- Fukumitsu S, Aida K, Shimizu H, Toyoda K. Flaxseed lignan lowers blood cholesterol and decreases liver disease risk factors in moderately hypercholesterolemic men. Nutrition Research. https://www.ncbi.nlm.nih.gov/pubmed/20797475. Published July 2010.
- Mohammadi‐Sartang M, Mazloom Z, Raeisi‐Dehkordi H, Barati‐Boldaji R, Bellissimo N, Zepetnek JOTde. The effect of flaxseed supplementation on body weight and body composition: a systematic review and meta‐analysis of 45 randomized placebo‐controlled trials. Obesity Reviews. https://onlinelibrary.wiley.com/doi/abs/10.1111/obr.12550. Published June 21, 2017.
- Flaxseed and Cancer Survivorship. American Institute for Cancer Research. http://www.aicr.org/patients-survivors/healthy-or-harmful/flaxseed.html.
- Sun J, Chen Y, Ye X, et al. Effects of a Flaxseed-Derived Lignan Supplement in Type 2 Diabetic Patients: A Randomized, Double-Blind, Cross-Over Trial. PLOS ONE. https://journals.plos.org/plosone/article?id=10.1371/journal.pone.0001148. Published November 7, 2007.
- Shim YY, Gui B, Arnison PG. Flaxseed (Linum usitatissimum L.) bioactive compounds and peptide nomenclature: A review. Trends in Food Science & Technology. https://www.sciencedirect.com/science/article/pii/S0924224414000697. Published April 18, 2014.
- Soltanian N, Janghorbani M. A randomized trial of the effects of flaxseed to manage constipation, weight, glycemia, and lipids in constipated patients with type 2 diabetes. Journal of Nutrition and Metabolism. https://www.ncbi.nlm.nih.gov/pmc/articles/PMC5944250/. Published May 9, 2018.
- Gutte KB, Sahoo AK, Ranveer RC. Bioactive Components of Flaxseed and its Health Benefits. International Journal of Pharmaceutical Sciences Review and Research. https://www.researchgate.net/publication/273441906_Bioactive_Components_of_Flaxseed_and_its_Health_Benefits. Published January 2015.
- Styrczewska M, Kostyn A, Kulma A. Flax Fiber Hydrophobic Extract Inhibits Human Skin Cells Inflammation and Causes Remodeling of Extracellular Matrix and Wound Closure Activation. BioMed Research International. https://www.ncbi.nlm.nih.gov/pmc/articles/PMC4539444/. Published 2015.

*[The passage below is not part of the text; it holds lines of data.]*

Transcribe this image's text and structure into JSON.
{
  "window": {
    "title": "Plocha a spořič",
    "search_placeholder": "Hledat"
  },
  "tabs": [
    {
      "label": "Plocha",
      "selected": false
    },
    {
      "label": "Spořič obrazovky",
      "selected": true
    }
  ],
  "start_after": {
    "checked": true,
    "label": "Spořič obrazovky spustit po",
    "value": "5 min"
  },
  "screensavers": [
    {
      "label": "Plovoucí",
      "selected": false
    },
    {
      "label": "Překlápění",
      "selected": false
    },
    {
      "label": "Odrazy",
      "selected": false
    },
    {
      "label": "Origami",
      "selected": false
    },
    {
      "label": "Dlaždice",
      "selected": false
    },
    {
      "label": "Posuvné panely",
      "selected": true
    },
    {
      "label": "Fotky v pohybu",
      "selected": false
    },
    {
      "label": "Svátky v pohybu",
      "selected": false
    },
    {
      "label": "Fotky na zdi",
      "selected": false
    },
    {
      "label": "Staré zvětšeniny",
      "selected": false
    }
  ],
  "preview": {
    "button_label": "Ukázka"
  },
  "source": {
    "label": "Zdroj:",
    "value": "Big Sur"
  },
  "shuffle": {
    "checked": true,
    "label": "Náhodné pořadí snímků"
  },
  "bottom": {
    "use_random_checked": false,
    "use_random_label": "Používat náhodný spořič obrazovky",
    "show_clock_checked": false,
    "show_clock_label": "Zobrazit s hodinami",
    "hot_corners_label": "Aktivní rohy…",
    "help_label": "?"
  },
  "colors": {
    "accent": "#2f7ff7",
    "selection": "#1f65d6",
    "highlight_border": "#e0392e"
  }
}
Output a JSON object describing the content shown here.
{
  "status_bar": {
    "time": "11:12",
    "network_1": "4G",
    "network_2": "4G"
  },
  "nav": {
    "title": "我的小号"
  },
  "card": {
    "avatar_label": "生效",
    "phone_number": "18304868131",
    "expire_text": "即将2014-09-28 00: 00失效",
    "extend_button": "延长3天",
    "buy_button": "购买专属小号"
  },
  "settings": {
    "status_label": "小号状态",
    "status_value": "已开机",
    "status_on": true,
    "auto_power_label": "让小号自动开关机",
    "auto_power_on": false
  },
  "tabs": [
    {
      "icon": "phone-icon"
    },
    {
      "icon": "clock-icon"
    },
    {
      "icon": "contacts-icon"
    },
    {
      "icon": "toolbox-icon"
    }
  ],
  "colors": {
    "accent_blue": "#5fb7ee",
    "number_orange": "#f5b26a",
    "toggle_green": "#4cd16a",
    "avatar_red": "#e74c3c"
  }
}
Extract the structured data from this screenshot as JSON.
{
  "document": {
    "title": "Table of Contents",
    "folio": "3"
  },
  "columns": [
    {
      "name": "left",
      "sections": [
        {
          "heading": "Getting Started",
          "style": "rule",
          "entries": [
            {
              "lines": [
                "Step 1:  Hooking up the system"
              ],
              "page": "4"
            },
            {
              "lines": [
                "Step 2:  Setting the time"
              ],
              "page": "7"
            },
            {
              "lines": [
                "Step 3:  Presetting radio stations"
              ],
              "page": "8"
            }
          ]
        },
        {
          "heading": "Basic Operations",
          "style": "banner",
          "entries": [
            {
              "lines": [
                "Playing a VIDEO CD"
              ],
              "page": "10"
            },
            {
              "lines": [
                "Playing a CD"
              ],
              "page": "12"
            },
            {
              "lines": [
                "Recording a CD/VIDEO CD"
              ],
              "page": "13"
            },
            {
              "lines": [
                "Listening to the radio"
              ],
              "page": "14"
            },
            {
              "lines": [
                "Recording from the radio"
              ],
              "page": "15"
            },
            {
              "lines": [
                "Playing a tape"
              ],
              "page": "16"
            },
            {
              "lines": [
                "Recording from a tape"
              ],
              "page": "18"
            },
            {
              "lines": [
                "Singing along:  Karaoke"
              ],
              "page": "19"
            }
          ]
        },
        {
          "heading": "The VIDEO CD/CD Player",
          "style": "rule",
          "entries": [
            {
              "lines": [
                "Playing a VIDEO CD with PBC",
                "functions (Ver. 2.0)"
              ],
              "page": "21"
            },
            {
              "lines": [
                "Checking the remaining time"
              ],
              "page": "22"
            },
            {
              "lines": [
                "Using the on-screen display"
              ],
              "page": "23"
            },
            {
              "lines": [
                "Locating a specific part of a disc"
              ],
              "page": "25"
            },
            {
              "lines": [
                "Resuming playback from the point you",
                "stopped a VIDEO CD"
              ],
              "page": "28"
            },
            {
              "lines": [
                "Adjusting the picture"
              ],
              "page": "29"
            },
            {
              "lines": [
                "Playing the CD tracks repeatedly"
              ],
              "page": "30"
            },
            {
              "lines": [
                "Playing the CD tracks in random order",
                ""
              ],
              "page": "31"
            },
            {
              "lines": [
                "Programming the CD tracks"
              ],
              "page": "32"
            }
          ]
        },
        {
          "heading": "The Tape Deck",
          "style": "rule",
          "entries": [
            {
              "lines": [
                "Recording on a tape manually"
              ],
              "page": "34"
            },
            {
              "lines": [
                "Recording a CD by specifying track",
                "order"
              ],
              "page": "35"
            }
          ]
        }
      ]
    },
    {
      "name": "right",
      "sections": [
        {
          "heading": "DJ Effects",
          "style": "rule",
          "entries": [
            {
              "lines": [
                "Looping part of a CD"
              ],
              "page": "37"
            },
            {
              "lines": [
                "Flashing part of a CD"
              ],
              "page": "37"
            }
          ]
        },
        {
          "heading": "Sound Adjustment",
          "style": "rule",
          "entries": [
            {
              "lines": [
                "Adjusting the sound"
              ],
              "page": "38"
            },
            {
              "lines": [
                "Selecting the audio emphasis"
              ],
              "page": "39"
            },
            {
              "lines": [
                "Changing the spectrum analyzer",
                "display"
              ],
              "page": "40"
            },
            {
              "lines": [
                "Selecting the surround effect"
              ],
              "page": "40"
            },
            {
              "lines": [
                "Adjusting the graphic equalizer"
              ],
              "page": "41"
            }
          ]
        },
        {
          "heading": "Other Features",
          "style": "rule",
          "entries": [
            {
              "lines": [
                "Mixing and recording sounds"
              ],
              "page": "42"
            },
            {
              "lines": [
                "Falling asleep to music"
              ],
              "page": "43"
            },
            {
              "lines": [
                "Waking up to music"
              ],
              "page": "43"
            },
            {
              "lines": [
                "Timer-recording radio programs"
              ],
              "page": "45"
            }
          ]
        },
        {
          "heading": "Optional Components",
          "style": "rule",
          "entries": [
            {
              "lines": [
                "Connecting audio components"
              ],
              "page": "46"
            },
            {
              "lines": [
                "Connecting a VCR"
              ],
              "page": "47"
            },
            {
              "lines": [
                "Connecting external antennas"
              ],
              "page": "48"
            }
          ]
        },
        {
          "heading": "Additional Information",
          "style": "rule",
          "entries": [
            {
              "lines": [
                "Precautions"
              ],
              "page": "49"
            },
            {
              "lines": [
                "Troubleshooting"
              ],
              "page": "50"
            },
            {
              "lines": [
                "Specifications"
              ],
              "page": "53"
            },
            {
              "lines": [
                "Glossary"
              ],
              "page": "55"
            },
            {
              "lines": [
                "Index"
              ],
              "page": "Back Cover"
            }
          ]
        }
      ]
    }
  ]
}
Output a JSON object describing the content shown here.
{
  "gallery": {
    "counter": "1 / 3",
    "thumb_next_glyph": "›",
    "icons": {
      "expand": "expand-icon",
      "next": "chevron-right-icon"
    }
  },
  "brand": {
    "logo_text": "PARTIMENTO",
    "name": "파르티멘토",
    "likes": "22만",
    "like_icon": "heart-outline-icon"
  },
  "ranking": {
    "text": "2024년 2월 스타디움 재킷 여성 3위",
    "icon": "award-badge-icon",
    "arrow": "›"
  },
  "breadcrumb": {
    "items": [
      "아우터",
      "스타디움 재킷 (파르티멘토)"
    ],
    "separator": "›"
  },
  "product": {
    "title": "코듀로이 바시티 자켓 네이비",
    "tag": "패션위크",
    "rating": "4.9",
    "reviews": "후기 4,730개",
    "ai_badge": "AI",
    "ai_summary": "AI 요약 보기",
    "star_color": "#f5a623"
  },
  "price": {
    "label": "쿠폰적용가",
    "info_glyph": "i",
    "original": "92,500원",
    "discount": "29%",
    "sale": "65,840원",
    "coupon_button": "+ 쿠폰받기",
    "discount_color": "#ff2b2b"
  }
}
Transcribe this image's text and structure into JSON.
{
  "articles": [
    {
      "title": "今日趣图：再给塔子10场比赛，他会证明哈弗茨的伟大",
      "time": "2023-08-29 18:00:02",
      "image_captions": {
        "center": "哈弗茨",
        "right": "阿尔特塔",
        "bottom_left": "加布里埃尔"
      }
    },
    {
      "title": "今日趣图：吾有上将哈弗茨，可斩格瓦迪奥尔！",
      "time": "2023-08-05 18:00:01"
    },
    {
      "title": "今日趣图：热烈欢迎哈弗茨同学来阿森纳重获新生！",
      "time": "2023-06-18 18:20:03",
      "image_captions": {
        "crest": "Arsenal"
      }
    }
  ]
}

- Yang J, Min S, Hong S. Therapeutic Effects of Fermented Flax Seed Oil on NC/Nga Mice with Atopic Dermatitis-Like Skin Lesions. Evidence-Based Complementary and Alternative Medicine. https://www.hindawi.com/journals/ecam/2017/5469125/abs/. Published January 19, 2017.